apostrophe, by jimmiehomeschoolmom on Flickr (CC-a licensed)

Way back in school, you were probably taught that contractions had no place in your essays and reports. School was to be for formal writing. You put two spaces after every period, you compiled a perfect bibliography, and so as not to sound like a kid you banished the contraction to the lowly realm of notes to pass to your friends while your teacher blathered on about spelling and grammar.

But this is now, people. You’re not in school. Or maybe you are, but you’re also online. And for all the varied things you write that aren’t written to a teacher, please, for the love of gods, use contractions.

Don’t know what a contraction is? It’s when you combine two words into one, indicating the combination with an apostrophe. “You are” is contracted into “you’re”. “Do not” becomes “don’t”. “I am” becomes “I’m”. (If you have trouble deciding to use “it’s” or “its”, remember that the one with the apostrophe is a contraction.
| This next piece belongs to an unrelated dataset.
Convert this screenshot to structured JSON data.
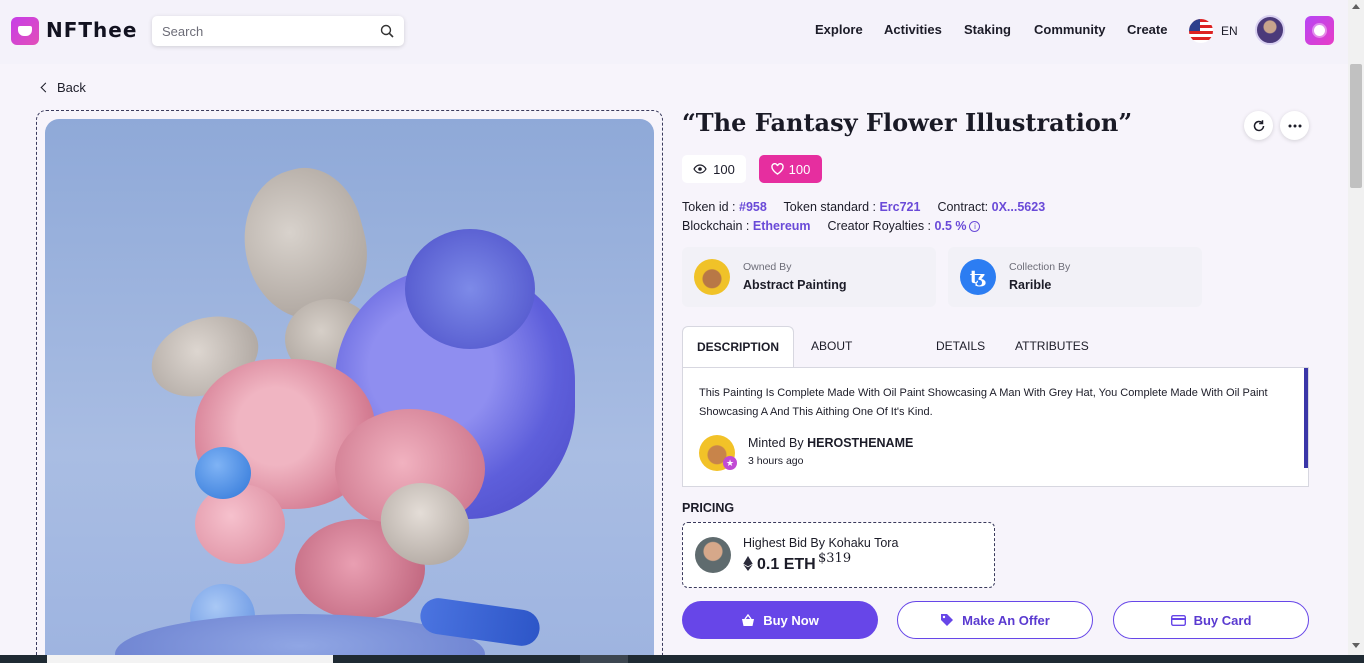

Same goes for “you’re” and “your”, and for “they’re” “their” and “there”.)

Writers who don’t use contractions sound like robots. So yeah, I’m gonna just go for broke and say it: CONTRACTIONS MAKE US HUMAN.

If you’re at all concerned about connecting with your readers, give some thought to your use of contractions. If people tell you your writing doesn’t sound like you, go see if you’re using contractions.

And for the love of all that is holy in style and usage, when you comment on something online – which is perhaps the most informal of all types of online writing – use contractions. (Brother, this is for you! No more, “You are nuts,” on my Facebook wall, okay? Okay.)